[The task]
Using the records below, count the lines with "going" in them. Give the number only.

[Dataset records]
------------------------------

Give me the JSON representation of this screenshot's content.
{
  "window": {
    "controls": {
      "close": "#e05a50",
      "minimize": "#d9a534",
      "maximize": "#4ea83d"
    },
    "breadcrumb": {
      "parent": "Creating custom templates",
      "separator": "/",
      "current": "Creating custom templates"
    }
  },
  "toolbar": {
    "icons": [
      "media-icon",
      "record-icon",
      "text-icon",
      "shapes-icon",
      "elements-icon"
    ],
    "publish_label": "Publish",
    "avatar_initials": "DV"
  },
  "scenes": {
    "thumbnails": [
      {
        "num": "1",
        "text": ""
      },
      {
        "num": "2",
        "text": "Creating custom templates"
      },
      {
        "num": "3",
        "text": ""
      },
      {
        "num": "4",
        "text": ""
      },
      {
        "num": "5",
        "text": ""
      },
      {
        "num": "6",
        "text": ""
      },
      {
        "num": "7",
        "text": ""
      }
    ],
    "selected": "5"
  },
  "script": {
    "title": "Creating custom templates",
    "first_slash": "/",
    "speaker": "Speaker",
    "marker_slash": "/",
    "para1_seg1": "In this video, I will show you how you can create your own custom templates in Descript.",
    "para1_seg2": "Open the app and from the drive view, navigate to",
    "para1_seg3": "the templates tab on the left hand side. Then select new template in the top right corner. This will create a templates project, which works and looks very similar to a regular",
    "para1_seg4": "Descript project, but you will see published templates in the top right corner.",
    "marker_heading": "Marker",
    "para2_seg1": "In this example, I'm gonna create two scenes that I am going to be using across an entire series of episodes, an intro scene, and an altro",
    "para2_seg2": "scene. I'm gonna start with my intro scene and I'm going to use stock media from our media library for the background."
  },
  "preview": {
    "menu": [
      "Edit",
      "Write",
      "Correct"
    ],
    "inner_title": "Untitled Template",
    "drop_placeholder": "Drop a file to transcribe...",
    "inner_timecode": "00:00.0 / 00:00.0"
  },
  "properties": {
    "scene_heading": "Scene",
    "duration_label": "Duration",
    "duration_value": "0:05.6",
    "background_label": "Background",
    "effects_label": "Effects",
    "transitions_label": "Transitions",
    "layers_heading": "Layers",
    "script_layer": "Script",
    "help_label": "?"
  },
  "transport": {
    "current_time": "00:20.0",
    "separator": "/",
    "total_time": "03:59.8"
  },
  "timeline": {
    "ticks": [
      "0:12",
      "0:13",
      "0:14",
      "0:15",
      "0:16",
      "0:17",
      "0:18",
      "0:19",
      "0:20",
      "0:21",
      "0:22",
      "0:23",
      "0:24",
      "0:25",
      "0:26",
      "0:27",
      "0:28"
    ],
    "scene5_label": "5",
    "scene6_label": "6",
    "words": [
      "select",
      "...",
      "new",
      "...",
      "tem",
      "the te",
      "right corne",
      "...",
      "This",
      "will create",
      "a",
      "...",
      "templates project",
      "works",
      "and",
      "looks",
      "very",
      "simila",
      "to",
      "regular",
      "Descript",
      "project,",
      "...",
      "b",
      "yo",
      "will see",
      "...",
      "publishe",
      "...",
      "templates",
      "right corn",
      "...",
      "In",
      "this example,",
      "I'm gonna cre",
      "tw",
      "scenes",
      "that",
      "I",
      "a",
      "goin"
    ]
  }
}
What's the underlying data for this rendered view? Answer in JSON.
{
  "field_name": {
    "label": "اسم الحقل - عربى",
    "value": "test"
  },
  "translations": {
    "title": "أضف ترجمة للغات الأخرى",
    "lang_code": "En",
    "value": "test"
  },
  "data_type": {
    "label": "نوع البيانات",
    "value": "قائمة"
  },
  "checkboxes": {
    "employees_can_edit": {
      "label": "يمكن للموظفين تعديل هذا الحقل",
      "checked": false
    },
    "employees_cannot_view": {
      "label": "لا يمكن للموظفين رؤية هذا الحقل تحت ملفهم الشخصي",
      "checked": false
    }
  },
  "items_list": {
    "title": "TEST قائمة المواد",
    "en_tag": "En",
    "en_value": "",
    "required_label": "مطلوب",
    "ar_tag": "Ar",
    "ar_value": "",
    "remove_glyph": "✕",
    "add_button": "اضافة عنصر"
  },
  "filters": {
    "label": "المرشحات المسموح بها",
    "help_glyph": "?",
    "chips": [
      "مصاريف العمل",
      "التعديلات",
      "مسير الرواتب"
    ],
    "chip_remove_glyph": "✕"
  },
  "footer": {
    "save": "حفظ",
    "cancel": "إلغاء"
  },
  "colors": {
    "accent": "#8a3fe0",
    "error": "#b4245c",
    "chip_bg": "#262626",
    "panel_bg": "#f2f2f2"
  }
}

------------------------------

[Result of the exercise]
2